• _Exercise objective_: Which lines of the records below contain the word "方向投影"? Copy each of them out.

[[ Data for analysis, beginning ]]

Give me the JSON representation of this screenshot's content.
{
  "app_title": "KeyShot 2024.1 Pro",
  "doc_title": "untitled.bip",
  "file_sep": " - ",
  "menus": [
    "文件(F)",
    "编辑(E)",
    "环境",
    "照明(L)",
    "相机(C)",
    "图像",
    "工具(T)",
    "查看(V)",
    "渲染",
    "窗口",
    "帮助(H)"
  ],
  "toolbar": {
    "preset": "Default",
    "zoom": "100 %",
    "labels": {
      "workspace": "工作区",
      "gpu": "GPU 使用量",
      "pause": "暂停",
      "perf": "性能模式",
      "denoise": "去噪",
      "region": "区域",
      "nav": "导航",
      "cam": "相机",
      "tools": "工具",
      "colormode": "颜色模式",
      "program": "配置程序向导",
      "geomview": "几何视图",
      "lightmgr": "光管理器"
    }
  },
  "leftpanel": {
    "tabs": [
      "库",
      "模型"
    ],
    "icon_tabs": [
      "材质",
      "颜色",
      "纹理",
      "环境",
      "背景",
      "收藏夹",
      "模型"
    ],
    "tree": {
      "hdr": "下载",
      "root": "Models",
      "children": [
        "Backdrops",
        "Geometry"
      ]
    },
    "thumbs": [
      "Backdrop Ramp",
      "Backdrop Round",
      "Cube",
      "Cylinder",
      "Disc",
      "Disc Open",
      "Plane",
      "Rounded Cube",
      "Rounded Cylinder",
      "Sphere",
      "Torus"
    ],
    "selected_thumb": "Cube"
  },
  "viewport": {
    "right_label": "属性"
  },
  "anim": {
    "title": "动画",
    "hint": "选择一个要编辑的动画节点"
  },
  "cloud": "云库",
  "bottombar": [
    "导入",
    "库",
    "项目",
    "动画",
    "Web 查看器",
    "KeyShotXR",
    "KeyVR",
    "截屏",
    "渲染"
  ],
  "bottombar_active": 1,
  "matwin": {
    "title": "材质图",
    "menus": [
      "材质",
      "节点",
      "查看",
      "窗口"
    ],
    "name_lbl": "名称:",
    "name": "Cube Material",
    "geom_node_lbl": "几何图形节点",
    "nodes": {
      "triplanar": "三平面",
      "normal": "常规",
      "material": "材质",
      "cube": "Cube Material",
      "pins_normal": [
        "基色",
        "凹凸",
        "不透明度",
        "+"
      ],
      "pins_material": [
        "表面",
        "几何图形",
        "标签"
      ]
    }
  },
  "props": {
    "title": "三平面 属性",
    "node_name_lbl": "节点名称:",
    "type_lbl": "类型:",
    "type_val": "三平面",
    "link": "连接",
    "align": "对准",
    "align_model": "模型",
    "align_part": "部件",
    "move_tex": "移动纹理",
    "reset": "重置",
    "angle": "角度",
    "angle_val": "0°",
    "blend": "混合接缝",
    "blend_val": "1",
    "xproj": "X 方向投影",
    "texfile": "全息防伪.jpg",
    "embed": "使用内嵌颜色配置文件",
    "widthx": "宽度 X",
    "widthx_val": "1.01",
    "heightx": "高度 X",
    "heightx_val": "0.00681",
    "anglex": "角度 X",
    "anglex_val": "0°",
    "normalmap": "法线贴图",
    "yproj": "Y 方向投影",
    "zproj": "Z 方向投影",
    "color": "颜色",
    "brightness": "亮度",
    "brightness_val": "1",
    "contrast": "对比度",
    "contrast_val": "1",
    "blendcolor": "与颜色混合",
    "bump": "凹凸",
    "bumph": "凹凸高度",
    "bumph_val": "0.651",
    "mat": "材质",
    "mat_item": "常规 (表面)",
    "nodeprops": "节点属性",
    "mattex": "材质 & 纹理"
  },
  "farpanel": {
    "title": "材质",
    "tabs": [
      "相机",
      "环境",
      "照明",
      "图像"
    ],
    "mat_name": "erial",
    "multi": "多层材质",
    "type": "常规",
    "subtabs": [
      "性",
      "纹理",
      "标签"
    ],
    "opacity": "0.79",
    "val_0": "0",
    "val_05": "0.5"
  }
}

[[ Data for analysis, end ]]

• _Response area_:
    "xproj": "X 方向投影",
    "yproj": "Y 方向投影",
    "zproj": "Z 方向投影",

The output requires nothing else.